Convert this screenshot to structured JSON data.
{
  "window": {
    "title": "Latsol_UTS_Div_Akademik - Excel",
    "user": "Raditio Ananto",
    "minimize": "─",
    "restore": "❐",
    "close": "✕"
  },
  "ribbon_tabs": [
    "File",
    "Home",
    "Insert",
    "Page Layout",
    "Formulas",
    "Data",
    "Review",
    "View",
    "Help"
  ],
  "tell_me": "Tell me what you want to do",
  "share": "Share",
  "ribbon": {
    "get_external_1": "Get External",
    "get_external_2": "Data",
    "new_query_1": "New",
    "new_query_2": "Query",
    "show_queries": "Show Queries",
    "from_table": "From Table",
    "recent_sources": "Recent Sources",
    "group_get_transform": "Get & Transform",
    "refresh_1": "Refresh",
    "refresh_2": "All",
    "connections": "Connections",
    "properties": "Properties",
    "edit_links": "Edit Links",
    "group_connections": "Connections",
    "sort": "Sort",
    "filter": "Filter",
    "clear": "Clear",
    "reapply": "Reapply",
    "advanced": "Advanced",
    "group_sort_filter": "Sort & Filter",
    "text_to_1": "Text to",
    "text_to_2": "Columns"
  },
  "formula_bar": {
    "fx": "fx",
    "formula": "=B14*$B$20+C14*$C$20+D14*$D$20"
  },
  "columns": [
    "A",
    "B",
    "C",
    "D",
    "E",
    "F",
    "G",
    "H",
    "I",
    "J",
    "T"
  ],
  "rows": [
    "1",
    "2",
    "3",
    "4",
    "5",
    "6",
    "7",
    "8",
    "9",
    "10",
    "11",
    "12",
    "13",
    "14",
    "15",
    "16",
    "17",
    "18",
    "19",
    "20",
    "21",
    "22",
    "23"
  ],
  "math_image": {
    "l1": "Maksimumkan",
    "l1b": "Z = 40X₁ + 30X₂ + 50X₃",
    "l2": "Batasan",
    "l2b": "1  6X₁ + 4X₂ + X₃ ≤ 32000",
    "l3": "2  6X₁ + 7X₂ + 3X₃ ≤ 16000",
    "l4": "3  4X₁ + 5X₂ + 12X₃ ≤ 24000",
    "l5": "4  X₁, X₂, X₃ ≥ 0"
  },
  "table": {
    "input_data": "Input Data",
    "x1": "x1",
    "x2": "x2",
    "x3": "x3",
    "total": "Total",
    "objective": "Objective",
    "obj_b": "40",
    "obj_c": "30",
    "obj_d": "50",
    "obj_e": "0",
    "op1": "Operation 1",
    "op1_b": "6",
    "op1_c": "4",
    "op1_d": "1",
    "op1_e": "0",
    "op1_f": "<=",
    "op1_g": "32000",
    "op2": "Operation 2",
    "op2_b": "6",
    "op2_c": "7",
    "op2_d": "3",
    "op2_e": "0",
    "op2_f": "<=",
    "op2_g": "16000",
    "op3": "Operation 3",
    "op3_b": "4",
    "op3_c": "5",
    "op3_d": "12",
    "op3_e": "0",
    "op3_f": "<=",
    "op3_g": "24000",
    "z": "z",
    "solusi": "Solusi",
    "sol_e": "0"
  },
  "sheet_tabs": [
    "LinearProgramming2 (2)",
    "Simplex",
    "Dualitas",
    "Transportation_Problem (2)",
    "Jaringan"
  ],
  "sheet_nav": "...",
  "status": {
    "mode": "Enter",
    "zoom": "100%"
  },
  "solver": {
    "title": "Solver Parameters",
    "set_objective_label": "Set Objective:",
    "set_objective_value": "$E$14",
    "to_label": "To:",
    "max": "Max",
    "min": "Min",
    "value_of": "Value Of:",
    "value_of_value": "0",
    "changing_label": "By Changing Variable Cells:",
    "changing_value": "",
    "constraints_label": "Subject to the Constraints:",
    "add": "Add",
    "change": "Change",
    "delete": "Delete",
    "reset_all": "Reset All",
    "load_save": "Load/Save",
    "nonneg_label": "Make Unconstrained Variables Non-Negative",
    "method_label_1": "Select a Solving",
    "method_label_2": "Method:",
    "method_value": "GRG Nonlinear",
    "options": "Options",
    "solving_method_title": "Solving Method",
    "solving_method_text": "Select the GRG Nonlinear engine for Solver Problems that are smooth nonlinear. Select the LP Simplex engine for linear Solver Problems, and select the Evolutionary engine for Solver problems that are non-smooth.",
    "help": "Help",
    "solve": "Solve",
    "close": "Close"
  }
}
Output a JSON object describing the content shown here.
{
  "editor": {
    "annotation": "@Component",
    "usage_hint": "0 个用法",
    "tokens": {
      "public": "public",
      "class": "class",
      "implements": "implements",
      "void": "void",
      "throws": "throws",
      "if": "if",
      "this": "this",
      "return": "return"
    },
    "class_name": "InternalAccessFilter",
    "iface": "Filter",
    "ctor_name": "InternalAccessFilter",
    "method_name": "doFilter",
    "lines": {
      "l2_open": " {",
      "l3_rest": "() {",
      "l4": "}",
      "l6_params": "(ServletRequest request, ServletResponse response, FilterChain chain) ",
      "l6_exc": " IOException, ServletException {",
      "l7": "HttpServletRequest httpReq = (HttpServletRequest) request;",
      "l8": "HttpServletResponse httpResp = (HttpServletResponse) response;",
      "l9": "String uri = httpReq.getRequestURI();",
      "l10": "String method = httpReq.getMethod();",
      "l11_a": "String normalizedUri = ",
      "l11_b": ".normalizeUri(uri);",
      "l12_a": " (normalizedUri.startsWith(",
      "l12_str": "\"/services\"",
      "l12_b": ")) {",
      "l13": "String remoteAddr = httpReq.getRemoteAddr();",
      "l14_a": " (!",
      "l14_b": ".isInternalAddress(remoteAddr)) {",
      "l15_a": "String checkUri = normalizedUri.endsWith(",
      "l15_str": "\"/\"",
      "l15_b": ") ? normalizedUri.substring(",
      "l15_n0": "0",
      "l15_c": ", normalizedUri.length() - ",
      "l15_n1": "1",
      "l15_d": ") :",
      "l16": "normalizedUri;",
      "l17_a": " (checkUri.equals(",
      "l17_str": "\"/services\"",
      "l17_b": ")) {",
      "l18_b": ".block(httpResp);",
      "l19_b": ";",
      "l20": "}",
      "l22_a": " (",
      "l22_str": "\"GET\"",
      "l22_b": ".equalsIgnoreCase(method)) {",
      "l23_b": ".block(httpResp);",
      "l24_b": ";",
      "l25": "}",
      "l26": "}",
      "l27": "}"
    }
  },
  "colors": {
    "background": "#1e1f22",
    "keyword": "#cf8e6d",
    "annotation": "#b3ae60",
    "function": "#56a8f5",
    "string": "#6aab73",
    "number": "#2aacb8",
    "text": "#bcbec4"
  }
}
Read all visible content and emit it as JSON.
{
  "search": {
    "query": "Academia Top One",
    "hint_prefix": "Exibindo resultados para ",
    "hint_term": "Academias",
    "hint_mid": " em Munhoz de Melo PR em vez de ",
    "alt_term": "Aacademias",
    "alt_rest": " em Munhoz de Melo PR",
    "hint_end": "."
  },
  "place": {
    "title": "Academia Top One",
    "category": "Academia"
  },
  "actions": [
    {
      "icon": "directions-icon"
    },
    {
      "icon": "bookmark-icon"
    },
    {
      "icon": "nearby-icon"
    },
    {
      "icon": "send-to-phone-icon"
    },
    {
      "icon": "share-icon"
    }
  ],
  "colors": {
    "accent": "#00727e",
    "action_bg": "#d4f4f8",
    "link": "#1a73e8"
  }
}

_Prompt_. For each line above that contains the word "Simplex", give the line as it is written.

_Your solution_.
    "Simplex",
    "solving_method_text": "Select the GRG Nonlinear engine for Solver Problems that are smooth nonlinear. Select the LP Simplex engine for linear Solver Problems, and select the Evolutionary engine for Solver problems that are non-smooth.",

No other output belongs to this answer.